I doubt if Knut Wicksell could have anticipated the extent of the size of financial markets, asset prices and the discourse of the financial markets and their impact on real economy. If he had foreseen them, he would have included them in his determinants of the ‘natural rate of interest’.

Hence, in my view, Mr. Luskin’s proposal is flawed and inadequate and it is only marginally different from what the Fed’s operating model. Therefore, his endorsement of the reappointment of Ms. Yellen that necessarily follows from his flawed recommendation on the natural rate of interest also becomes flawed.

Is it or is it not a bubble?

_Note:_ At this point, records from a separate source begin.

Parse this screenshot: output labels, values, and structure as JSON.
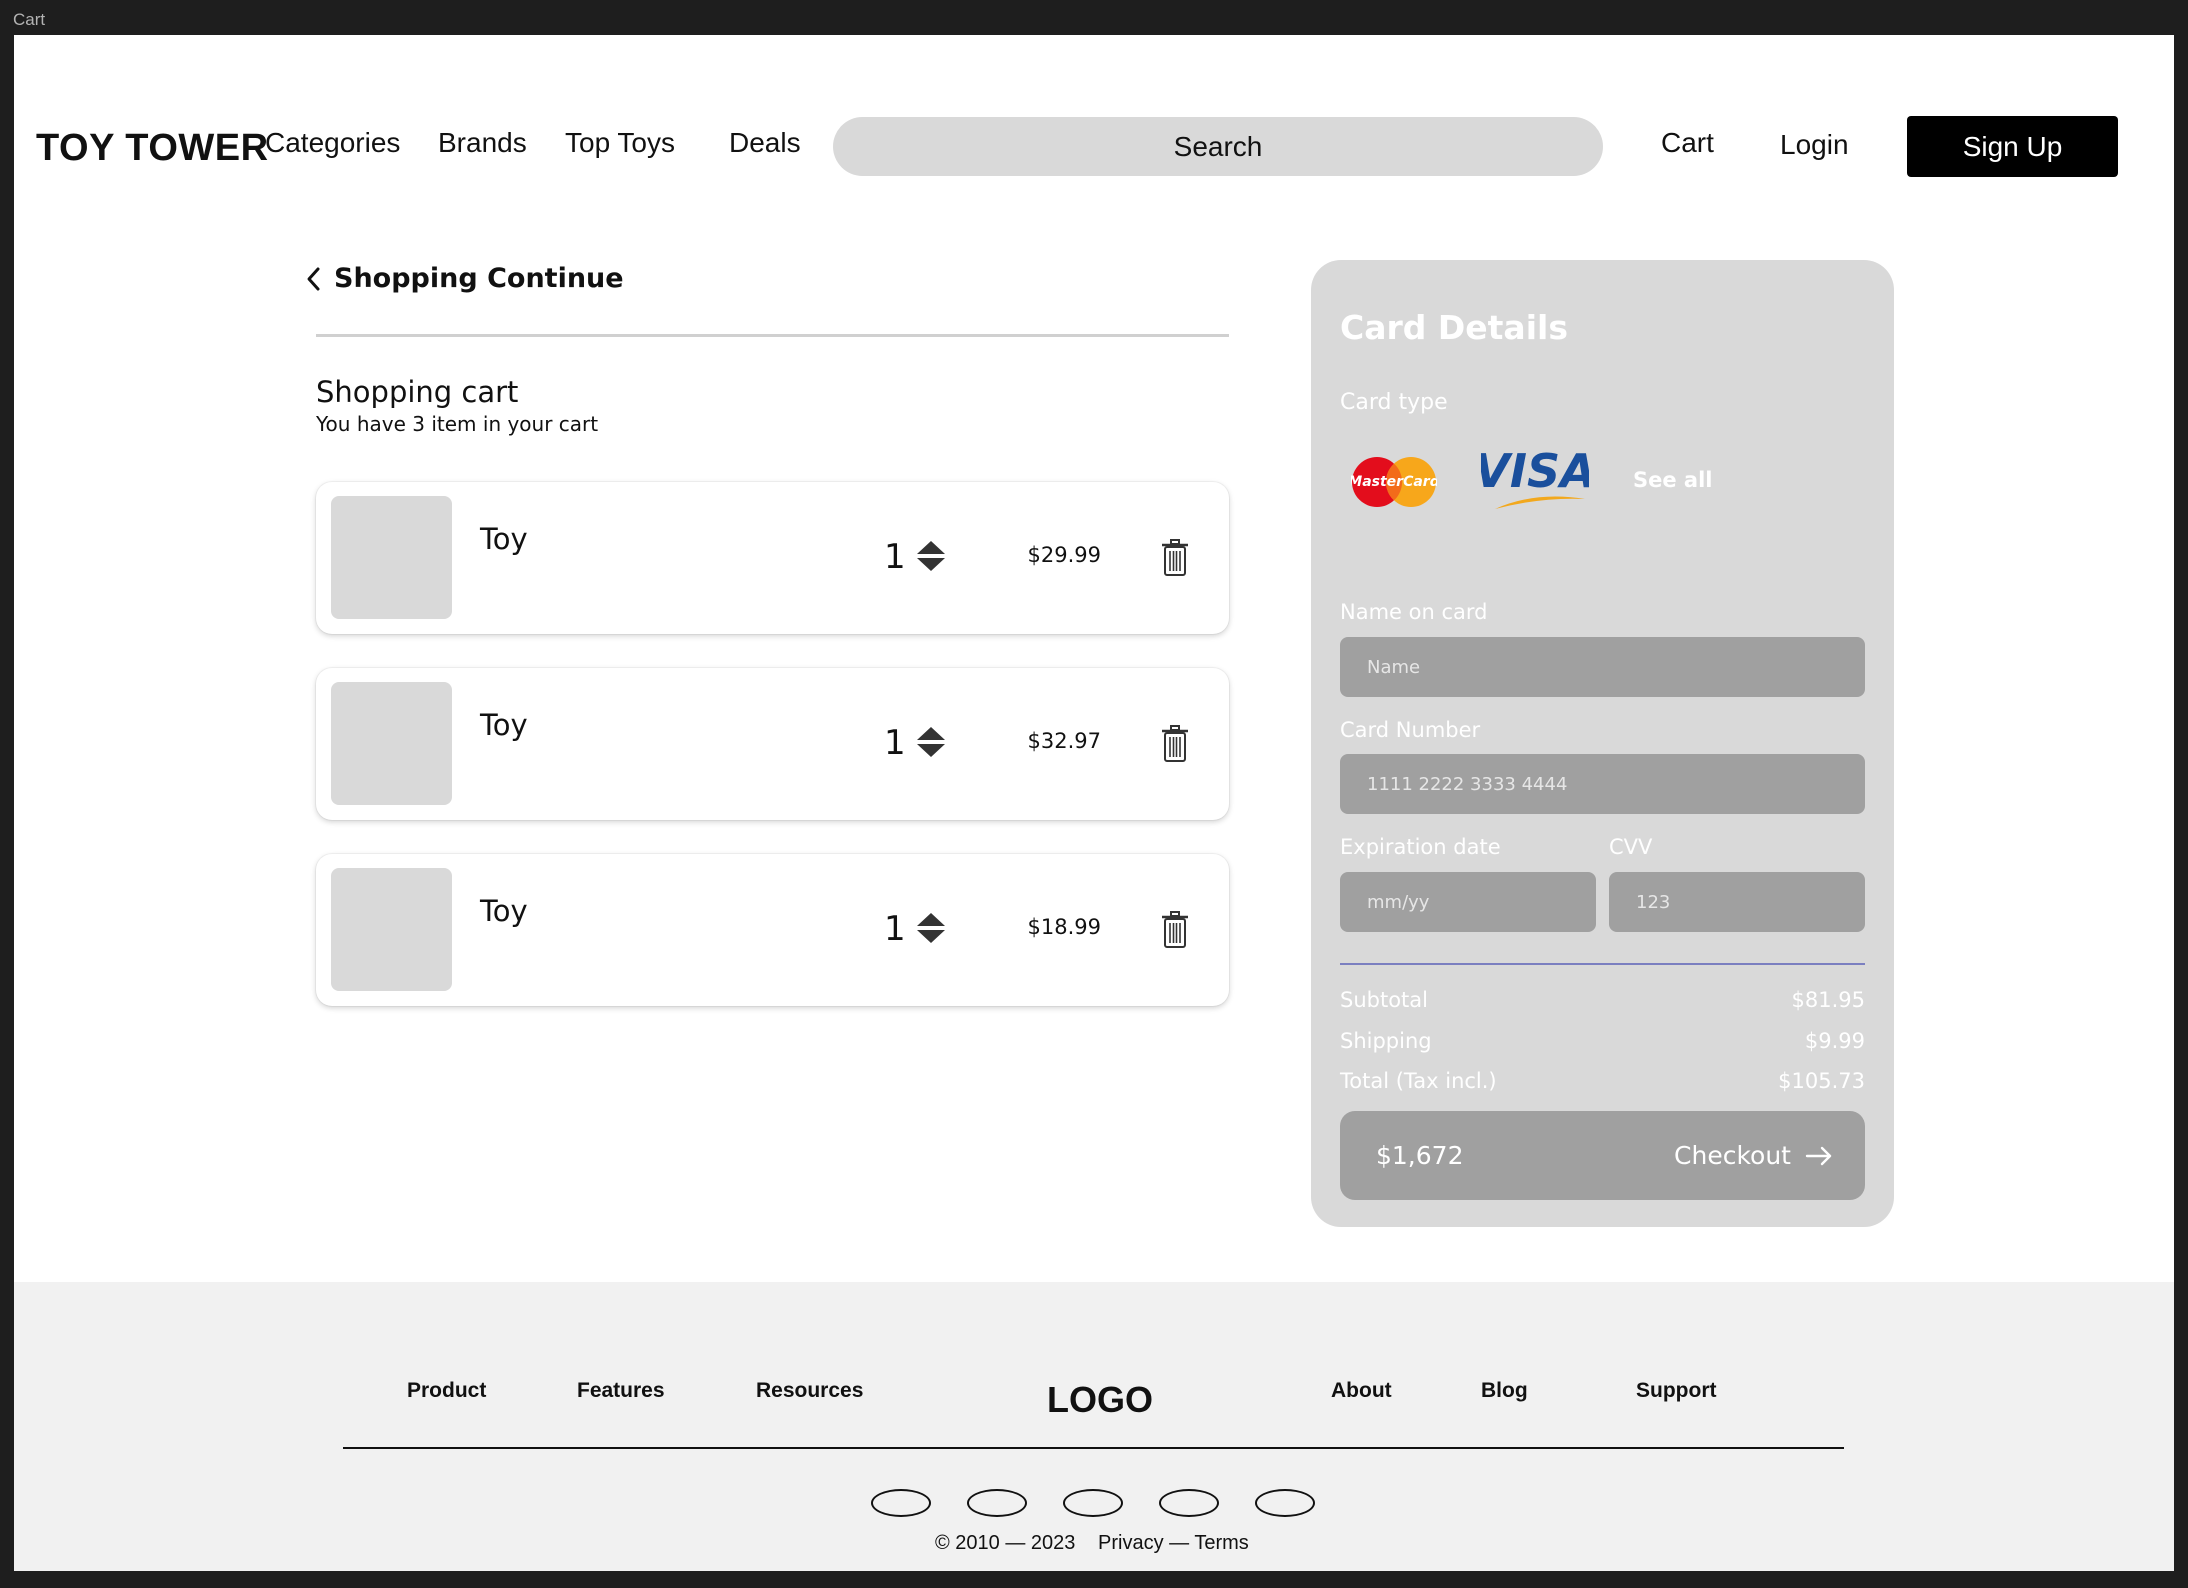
{
  "window": {
    "frame_label": "Cart"
  },
  "header": {
    "logo": "TOY TOWER",
    "nav": [
      "Categories",
      "Brands",
      "Top Toys",
      "Deals"
    ],
    "search_label": "Search",
    "cart": "Cart",
    "login": "Login",
    "signup": "Sign Up"
  },
  "cart": {
    "back_label": "Shopping Continue",
    "title": "Shopping cart",
    "subtitle": "You have 3 item in your cart",
    "items": [
      {
        "name": "Toy",
        "qty": "1",
        "price": "$29.99"
      },
      {
        "name": "Toy",
        "qty": "1",
        "price": "$32.97"
      },
      {
        "name": "Toy",
        "qty": "1",
        "price": "$18.99"
      }
    ]
  },
  "card_details": {
    "title": "Card Details",
    "card_type_label": "Card type",
    "mastercard_text": "MasterCard",
    "visa_text": "VISA",
    "see_all": "See all",
    "name_label": "Name on card",
    "name_placeholder": "Name",
    "number_label": "Card Number",
    "number_placeholder": "1111 2222 3333 4444",
    "expiry_label": "Expiration date",
    "expiry_placeholder": "mm/yy",
    "cvv_label": "CVV",
    "cvv_placeholder": "123",
    "subtotal_label": "Subtotal",
    "subtotal_value": "$81.95",
    "shipping_label": "Shipping",
    "shipping_value": "$9.99",
    "total_label": "Total (Tax incl.)",
    "total_value": "$105.73",
    "checkout_amount": "$1,672",
    "checkout_label": "Checkout"
  },
  "footer": {
    "links_left": [
      "Product",
      "Features",
      "Resources"
    ],
    "logo": "LOGO",
    "links_right": [
      "About",
      "Blog",
      "Support"
    ],
    "copyright": "© 2010 — 2023",
    "legal": "Privacy — Terms"
  },
  "colors": {
    "panel_bg": "#d9d9d9",
    "field_bg": "#a0a0a0",
    "separator": "#7b7fc0",
    "footer_bg": "#f1f1f1",
    "signup_bg": "#000000"
  }
}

Two very thoughtful pieces, Mr. Authers – on Feb. 11 and Feb. 25, on the bubbles that did not burst and on market timing. These issues will be debated ad nauseam and ad infinitum without any definite answers. It is clear that there is benefit of hindsight in studies that indicate that market timing works. Or, alternatively, studies that debunk market timing also do so with the benefit of hindsight.

Clearly, if ‘BUY and HOLD’ works better than timing, the question always arises as to when does one BUY. It is not at the beginning of time or when stock markets came into existence.

If it is accepted that people BUY at a high, then clearly, BUY and HOLD does not really help. Does it? If one bought in April 2000, in nominal terms, it took 13 years to breakeven in nominal terms for S&P 500 index and even longer for Nasdaq Composite. Similar is the case for buyers in 1929 (much longer than it took for a buyer in April 2000) and in 1967.

Agreed that it is very difficult for someone to be a good seller at the top and a good buyer at the bottom. Most things in life are asymmetric. Investment discipline might also be subject to the law of asymmetry.

However, if discipline allowed investors to spot exuberance and exit, then the same discipline should alert them to spot overwhelming pessimism and enter. Easier said than done, of course.

But, the point remains that since we do not know when to BUY, there ought to be better strategies than BUY and HOLD. Strategies such as constant rebalancing or rule-bound investing (sell at 2 S.D above mean valuation – whatever one’s favourite metric and buy at 2 S.D below that) applied consistently without human intervention should work better than BUY and HOLD.

If market timing does not work in practice, BUY and HOLD does not either.